(a) Offers to sell or sells a security in violation of Chapter III;
(b) Offers to sell or sells a security, whether or not exempted by the provisions of this Code, by the use of any means or instruments of transportation or communication, by means of a prospectus or other written or oral communication, which includes an untrue statement of a material fact or omits to state a material fact necessary in order to make the statements, in the light of the circumstances under which they were made, not misleading (the purchaser not knowing of such untruth or omission), and who shall fail in the burden of proof that he did not know, and in the exercise of reasonable care could not have known, of such untruth or omission, shall be liable to the person purchasing such security from him, who may sue to recover the consideration paid for such security with interest thereon, less the amount of any income received thereon, upon the tender of such security, or for damages if he no longer owns the security.
x x x x
SEC. 63. Amount of Damages to be Awarded. – 63.1. All suits to recover damages pursuant to Sections 56, 57, 58, 59, 60 and 61 shall be brought before the Regional Trial Court which shall have exclusive jurisdiction to hear and decide such suits.
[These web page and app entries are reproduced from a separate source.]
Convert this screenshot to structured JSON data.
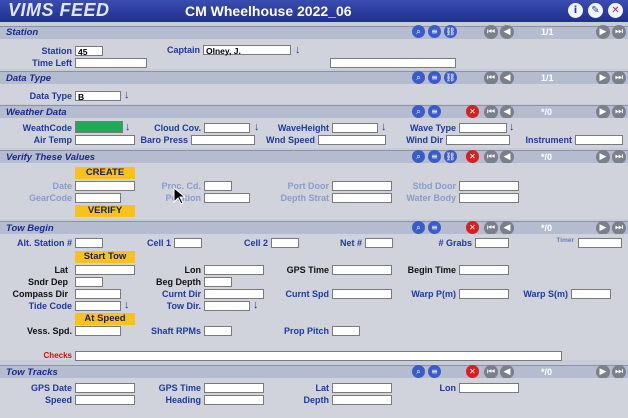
{
  "app": {
    "logo": "VIMS FEED",
    "title": "CM Wheelhouse 2022_06"
  },
  "titlebar_icons": [
    "info-icon",
    "edit-icon",
    "close-icon"
  ],
  "station": {
    "title": "Station",
    "station_label": "Station",
    "station_value": "45",
    "captain_label": "Captain",
    "captain_value": "Olney, J.",
    "time_left_label": "Time Left",
    "time_left_value": "",
    "page": "1/1"
  },
  "data_type": {
    "title": "Data Type",
    "label": "Data Type",
    "value": "B",
    "page": "1/1"
  },
  "weather": {
    "title": "Weather Data",
    "page": "*/0",
    "wcode_label": "WeathCode",
    "cloud_label": "Cloud Cov.",
    "wave_height_label": "WaveHeight",
    "wave_type_label": "Wave Type",
    "air_temp_label": "Air Temp",
    "baro_label": "Baro Press",
    "wind_speed_label": "Wnd Speed",
    "wind_dir_label": "Wind Dir",
    "instrument_label": "Instrument"
  },
  "verify": {
    "title": "Verify These Values",
    "page": "*/0",
    "create_label": "CREATE",
    "verify_label": "VERIFY",
    "date_label": "Date",
    "proc_label": "Proc. Cd.",
    "port_label": "Port Door",
    "stbd_label": "Stbd Door",
    "gearcode_label": "GearCode",
    "position_label": "Position",
    "depth_strat_label": "Depth Strat",
    "water_body_label": "Water Body"
  },
  "tow": {
    "title": "Tow Begin",
    "page": "*/0",
    "alt_station_label": "Alt. Station #",
    "cell1_label": "Cell 1",
    "cell2_label": "Cell 2",
    "net_label": "Net #",
    "grabs_label": "# Grabs",
    "timer_label": "Timer",
    "start_tow_label": "Start Tow",
    "lat_label": "Lat",
    "lon_label": "Lon",
    "gps_time_label": "GPS Time",
    "begin_time_label": "Begin Time",
    "sndr_dep_label": "Sndr Dep",
    "beg_depth_label": "Beg Depth",
    "compass_dir_label": "Compass Dir",
    "curnt_dir_label": "Curnt Dir",
    "curnt_spd_label": "Curnt Spd",
    "warp_p_label": "Warp P(m)",
    "warp_s_label": "Warp S(m)",
    "tide_code_label": "Tide Code",
    "tow_dir_label": "Tow Dir.",
    "at_speed_label": "At Speed",
    "vess_spd_label": "Vess. Spd.",
    "shaft_rpm_label": "Shaft RPMs",
    "prop_pitch_label": "Prop Pitch",
    "checks_label": "Checks"
  },
  "tracks": {
    "title": "Tow Tracks",
    "page": "*/0",
    "gps_date_label": "GPS Date",
    "gps_time_label": "GPS Time",
    "lat_label": "Lat",
    "lon_label": "Lon",
    "speed_label": "Speed",
    "heading_label": "Heading",
    "depth_label": "Depth"
  }
}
The Court is hereby authorized to award damages in an amount not exceeding triple the amount of the transaction plus actual damages.
x x x x (Emphases and underscoring supplied)
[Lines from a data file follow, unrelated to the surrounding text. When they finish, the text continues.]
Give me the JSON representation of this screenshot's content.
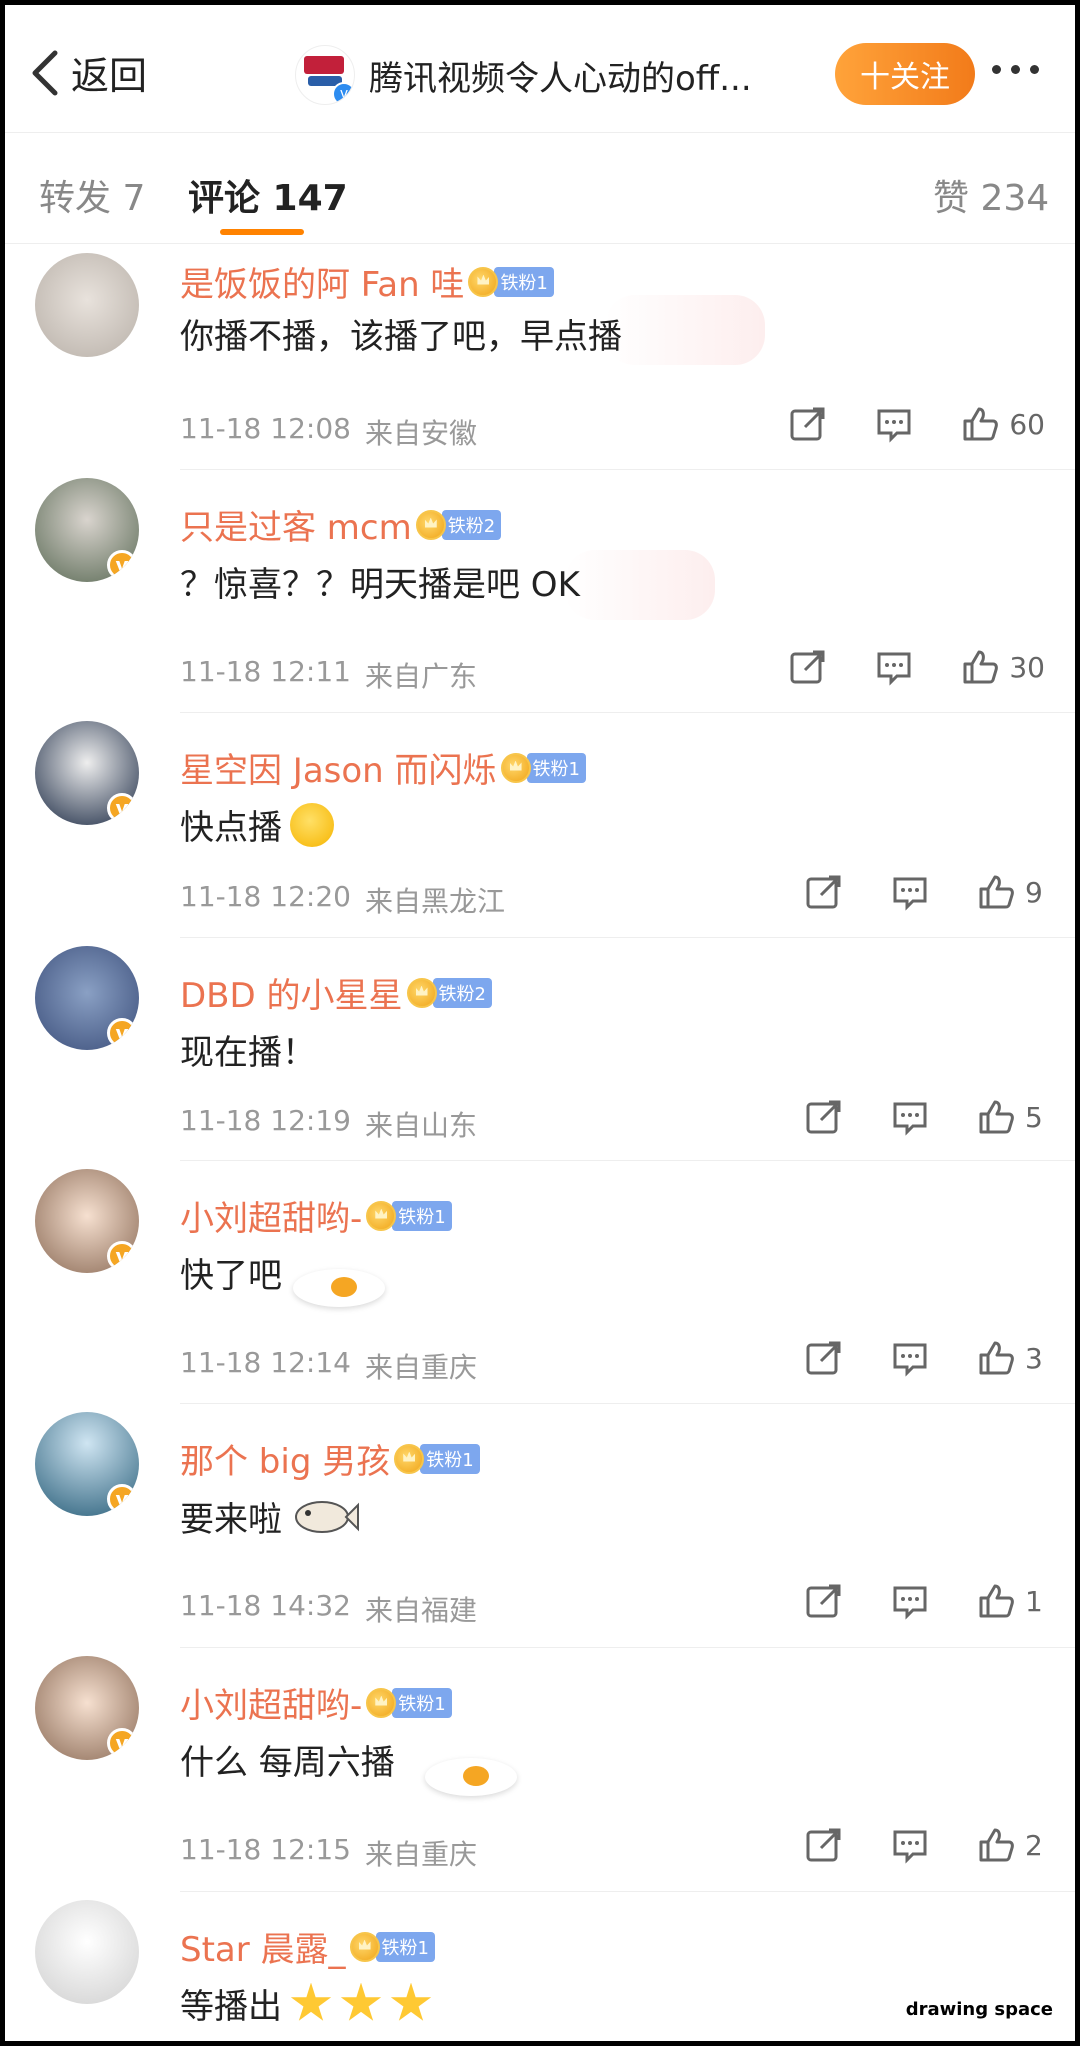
{
  "header": {
    "back_label": "返回",
    "title": "腾讯视频令人心动的off...",
    "follow_label": "十关注"
  },
  "tabs": {
    "repost": "转发 7",
    "comment": "评论 147",
    "like": "赞 234"
  },
  "comments": [
    {
      "user": "是饭饭的阿 Fan 哇",
      "fan": "铁粉1",
      "text": "你播不播，该播了吧，早点播",
      "time": "11-18 12:08",
      "from": "来自安徽",
      "likes": "60"
    },
    {
      "user": "只是过客 mcm",
      "fan": "铁粉2",
      "text": "？惊喜？？明天播是吧 OK",
      "time": "11-18 12:11",
      "from": "来自广东",
      "likes": "30"
    },
    {
      "user": "星空因 Jason 而闪烁",
      "fan": "铁粉1",
      "text": "快点播",
      "time": "11-18 12:20",
      "from": "来自黑龙江",
      "likes": "9"
    },
    {
      "user": "DBD 的小星星",
      "fan": "铁粉2",
      "text": "现在播！",
      "time": "11-18 12:19",
      "from": "来自山东",
      "likes": "5"
    },
    {
      "user": "小刘超甜哟-",
      "fan": "铁粉1",
      "text": "快了吧",
      "time": "11-18 12:14",
      "from": "来自重庆",
      "likes": "3"
    },
    {
      "user": "那个 big 男孩",
      "fan": "铁粉1",
      "text": "要来啦",
      "time": "11-18 14:32",
      "from": "来自福建",
      "likes": "1"
    },
    {
      "user": "小刘超甜哟-",
      "fan": "铁粉1",
      "text": "什么 每周六播",
      "time": "11-18 12:15",
      "from": "来自重庆",
      "likes": "2"
    },
    {
      "user": "Star 晨露_",
      "fan": "铁粉1",
      "text": "等播出"
    }
  ],
  "watermark": "drawing space",
  "colors": {
    "accent": "#ff8200",
    "username": "#eb7350",
    "fan_badge": "#7da7ee",
    "verified": "#f5a623"
  }
}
1Rollo, Vol. I, pp. 10-34.cranad
2 Id. at 38-56. Penned by Associate Justice Japar B. Dimaampao, with Presiding Justice Ruben T. Reyes (now retired Associate Justice of the Supreme Court) and Associate Justice Mario L. Guariña III, concurring.cranad
3 Id. at 64-67. Penned by Associate Justice Remedios A. Salazar-Fernando, with Associate Justices Rosalinda Asuncion-Vicente and Enrico A. Lanzanas, concurring.cranad
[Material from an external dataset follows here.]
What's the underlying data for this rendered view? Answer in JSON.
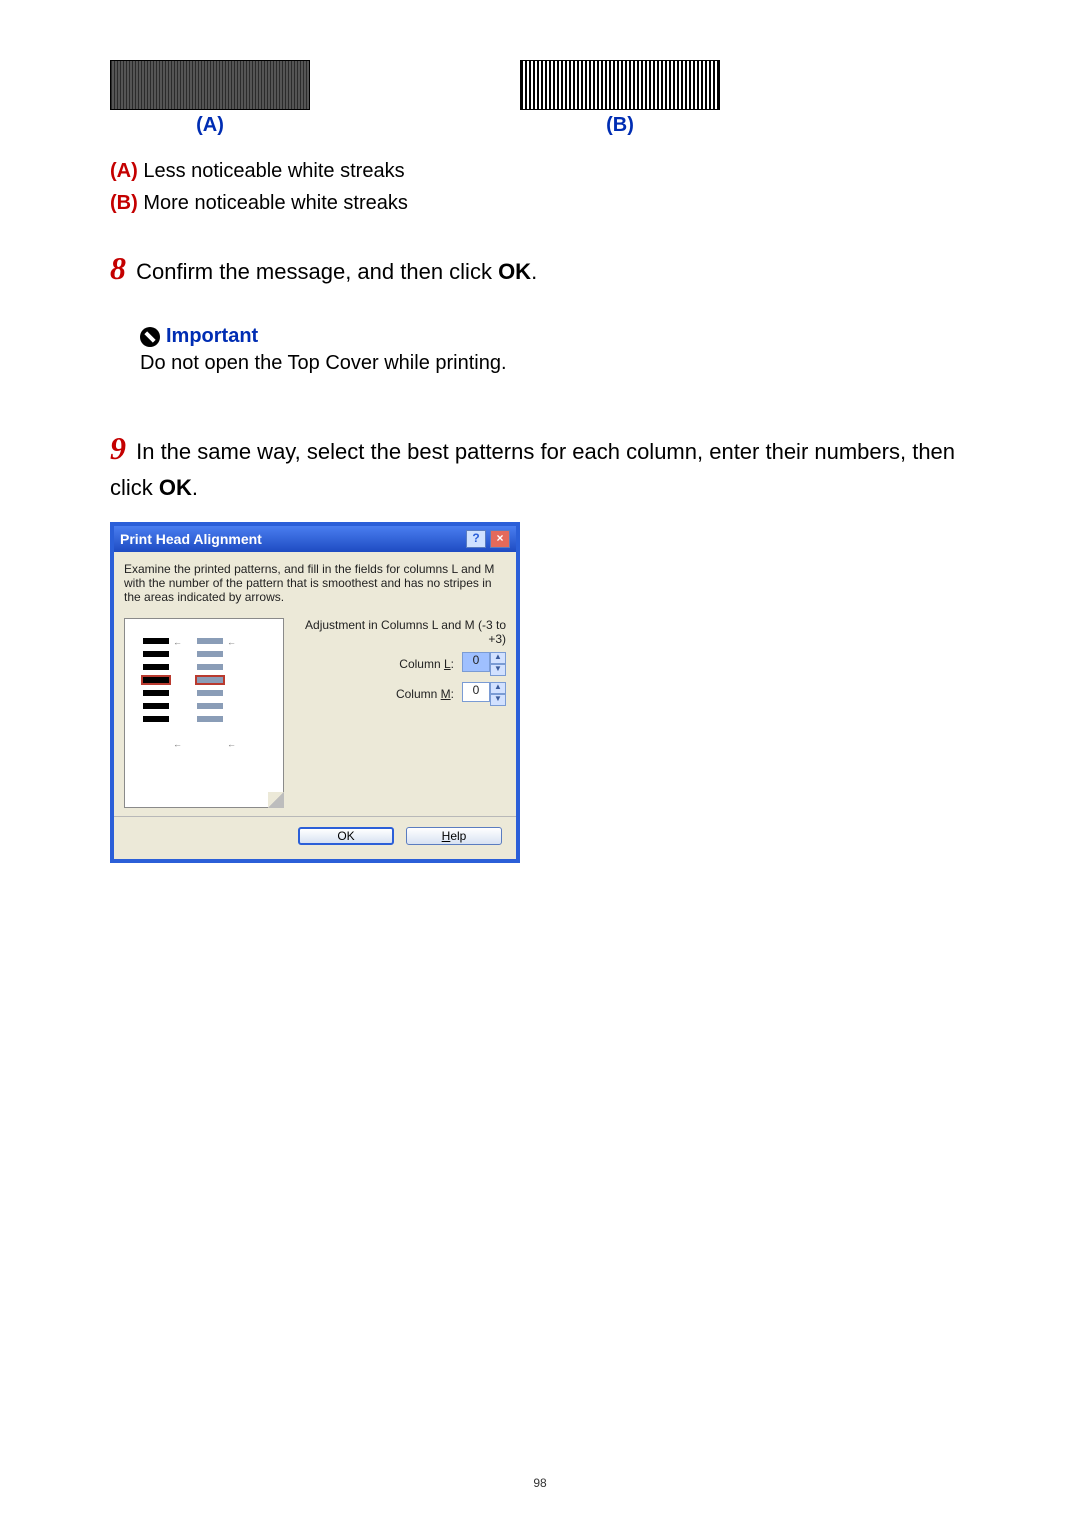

4 Id. at 176-185. Penned by Executive Judge Raul V. Babaran.cranad
5 Id. at 211-214.cranad
6 Id. at 69-81.cranad
7 Id. at 14.cranad
8 The various pleadings filed by petitioners before the RTC were docketed as Civil Case No. 2387.cranad
9Rollo, pp. 39 and 70.cranad
11 Id. at 39 and 70-71. Namely, AERIS II, CERES II, and PALMYRA, issued by Aeris Finance, Ltd., Ceres II Finance, Ltd., and Palmyra Funding, Limited, respectively.cranad
12 Id. at 39 and 71.cranad
13 Id. at 72 and 75-77.cranad
14 Id. at 40-41.cranad
15 Id. at 140-163. Dated January 10, 2003.cranad
16 Id. at 152-155.cranad
17 Id. at 164-173. Vigorous Opposition dated January 16, 2003.cranad
18 Id. at 168-169.cranad
19 Id. at 176-185.cranad
20 Id. at 180-181.cranad
21 Id. at 186-200. Dated June 2, 2003.cranad
22 Id. at 202-210. Opposition with Motion to Declare Defendant in Default dated June 5, 2003.cranad
23 Id. at 211-214.cranad
24 Id. at 287-327. Dated September 15, 2003.cranad
25 Id. at 38-56.cranad
26 G.R. Nos. 168380 and 170602, February 8, 2007, 515 SCRA 170.cranad
27Rollo, pp. 54-55.cranad
28 Id. at 357-371. Motion for Reconsideration dated June 7, 2007.cranad
29 Id. at 64-67.cranad
30 Id. at 26.cranad
31Rollo, Vol. II, pp. 445-504. Comment dated October 9, 2008.cranad
32Baviera v. Paglinawan, supra note 26, at 182-183.cranad
33 Id. at 182.cranad
34Magno v. People, G.R. No. 171542, April 6, 2011, 647 SCRA 362, 371, citing Machado v. Gatdula, G.R. No. 156287, February 16, 2010, 612 SCRA 546, 559.cranad
35Enriquez v. Enriquez, G.R. No. 139303, August 25, 2005, 468 SCRA 77, 84, citing Lacson v. San Jose-Lacson, G.R. Nos. L-23482, L-23767, and L-24259, August 30, 1968, 24 SCRA 837, 848.